SC: Fondest memory? First week in Halifax, no doubt. I got the role while doing a play in Toronto. Finished the play and was flown out to Halifax, a city I’d been to about 10 years before and always loved. Week one entailed a breezy rehearsal schedule, so for me, I just got to wander the city most of the time and do my own thing and take in the fact that I was about to embark in a pretty big deal of a film. I just felt weird that whole time but in a good way. Just being in a new town on a new project was a Twilight Zone-ish feeling that I enjoyed. Same with the first day up in Wolfville where we stayed at the Old Orchard Inn. It was like THE SHINING. A big ol’ empty hotel in the middle of the desolate snow. I loved the surreality of it all. Once the actual work started, it all went to hell. Kidding. Maybe.
BT: Other than THE CORRIDOR, what is your favorite scary movie?
SC: THE EXORCIST, hands down. Best film ever and not just for horror. Watch it, watch it again. There’s a lot of stuff happening in that film. It inspires everything I write in one way or another. I also have to say POLTERGEIST and ROSEMARY’S BABY. Best horror films and you can’t argue with that. I won’t let you. I swear, if Glen says something like Saw, I’ll scalp him.
GM: I really hate being scared. I sit through scary movies holding my breath. For me, I love THE THING, it’s the perfect mix of scares and strong characters. Oh, and gotta love those practical effects.
BT: Rock, Paper or Scissors?
SC: Paper, all the way.
GM: I’ll never divulge my secrets.

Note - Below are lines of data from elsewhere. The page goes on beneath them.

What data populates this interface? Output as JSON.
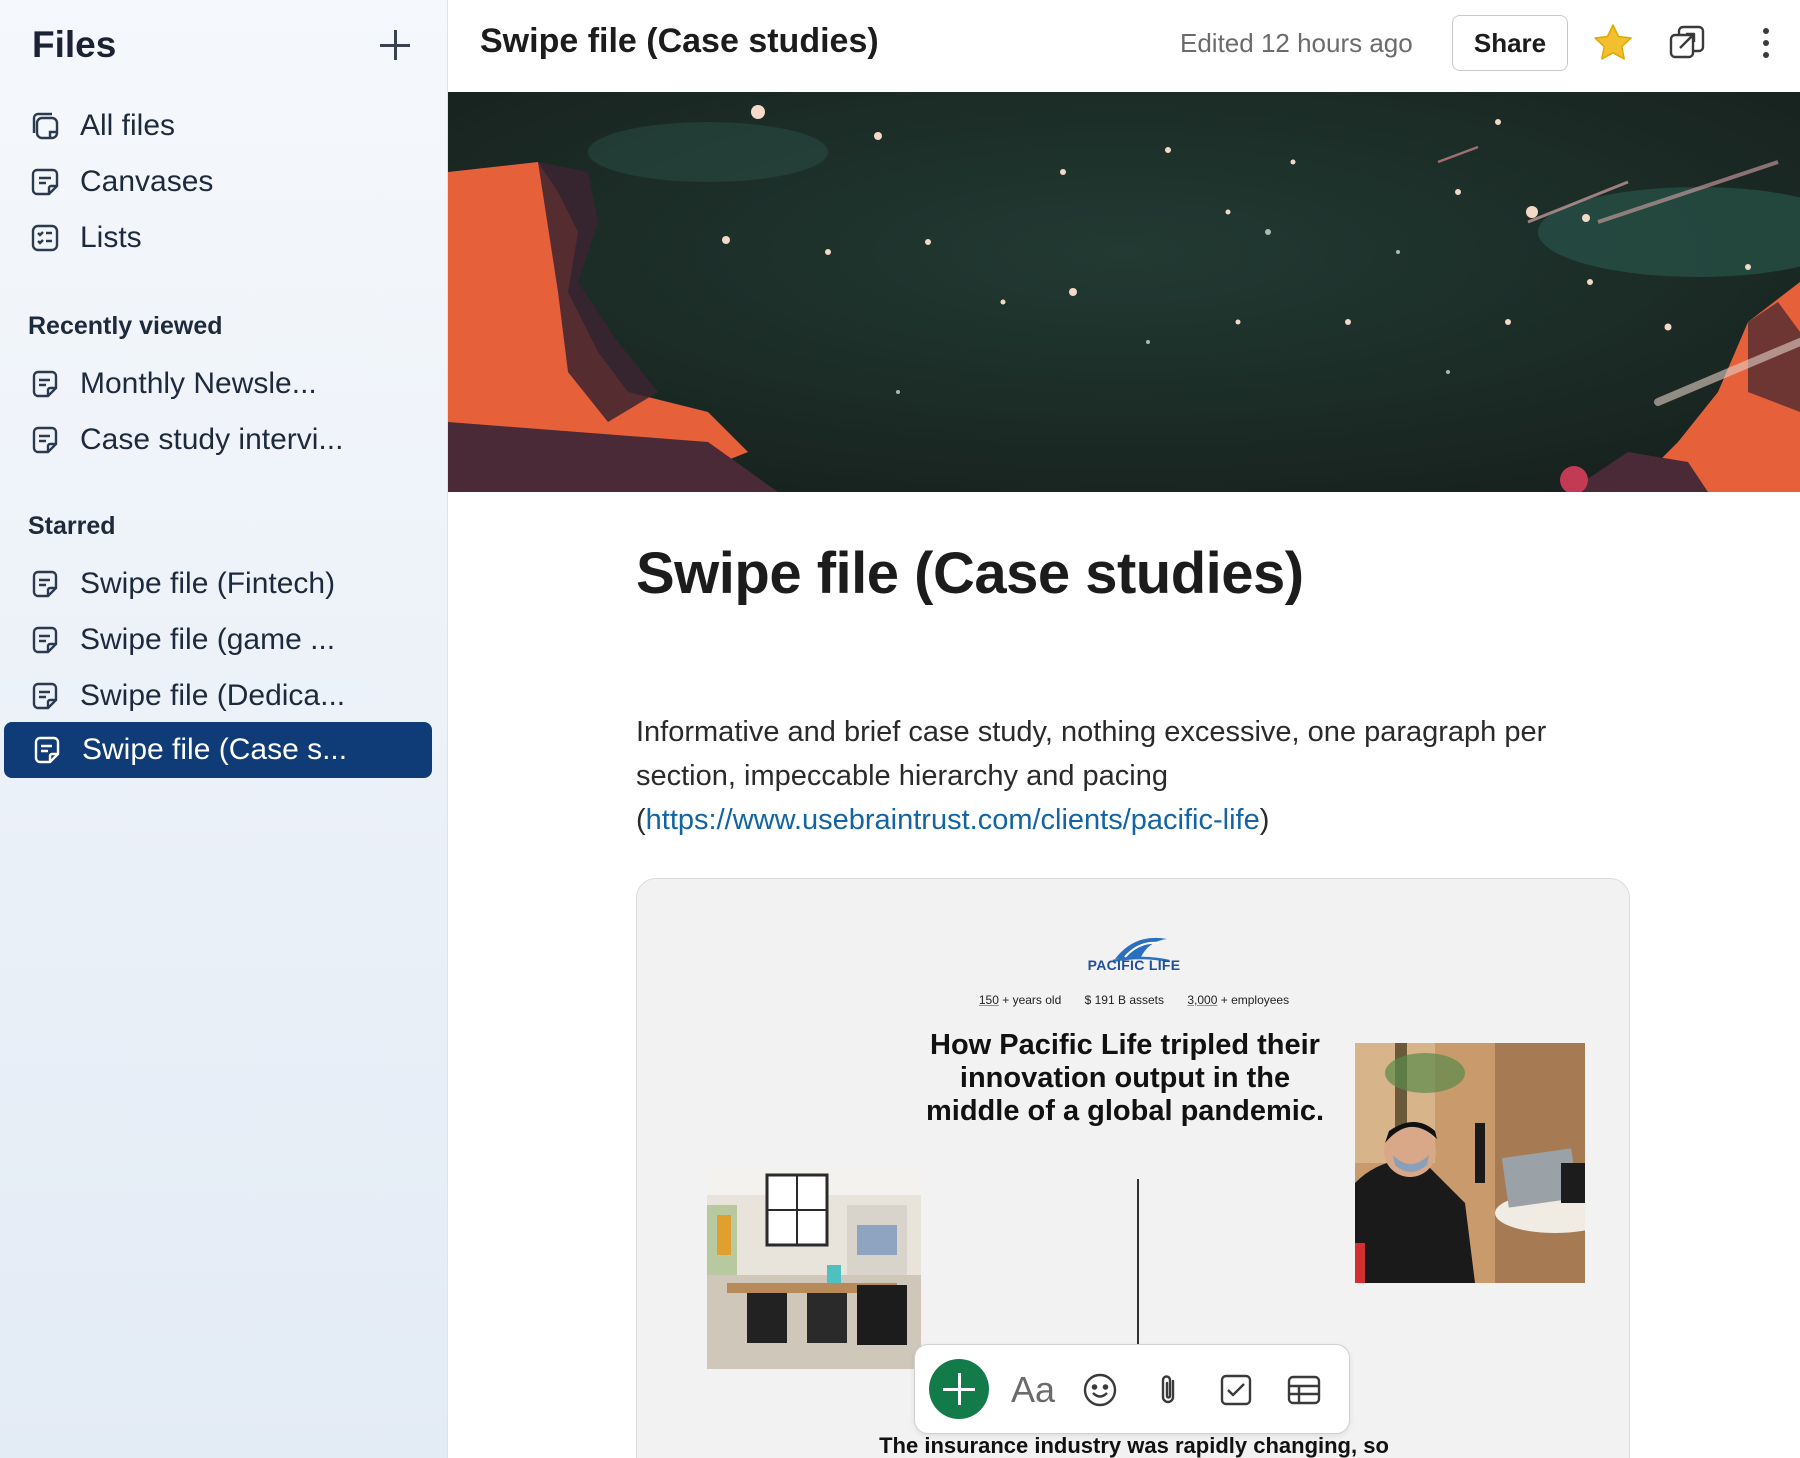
{
  "sidebar": {
    "title": "Files",
    "nav": [
      {
        "label": "All files",
        "icon": "all-files-icon"
      },
      {
        "label": "Canvases",
        "icon": "canvas-icon"
      },
      {
        "label": "Lists",
        "icon": "list-icon"
      }
    ],
    "recent_heading": "Recently viewed",
    "recent": [
      {
        "label": "Monthly Newsle..."
      },
      {
        "label": "Case study intervi..."
      }
    ],
    "starred_heading": "Starred",
    "starred": [
      {
        "label": "Swipe file (Fintech)"
      },
      {
        "label": "Swipe file (game ..."
      },
      {
        "label": "Swipe file (Dedica..."
      },
      {
        "label": "Swipe file (Case s..."
      }
    ]
  },
  "header": {
    "title": "Swipe file (Case studies)",
    "edited": "Edited 12 hours ago",
    "share_label": "Share",
    "star_color": "#f2c02e"
  },
  "document": {
    "heading": "Swipe file (Case studies)",
    "paragraph_text": "Informative and brief case study, nothing excessive, one paragraph per section, impeccable hierarchy and pacing (",
    "link_text": "https://www.usebraintrust.com/clients/pacific-life",
    "paragraph_end": ")"
  },
  "embed": {
    "logo_text": "PACIFIC LIFE",
    "stats": [
      {
        "num": "150",
        "text": " + years old"
      },
      {
        "num": "$ 191",
        "text": " B assets"
      },
      {
        "num": "3,000",
        "text": " + employees"
      }
    ],
    "headline": "How Pacific Life tripled their innovation output in the middle of a global pandemic.",
    "footer_text": "The insurance industry was rapidly changing, so"
  },
  "toolbar": {
    "text_style_label": "Aa",
    "accent_color": "#137a4a"
  },
  "colors": {
    "active_item": "#0f3b77",
    "link": "#1264a3"
  }
}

We would like to thank Stephen and Glen for a great interview and send a big thank you to their stage co-star Sandy Duarte for putting us all in touch. We wish you all the best with your current show!
Check out our official GUIDE TO GORE review for the film!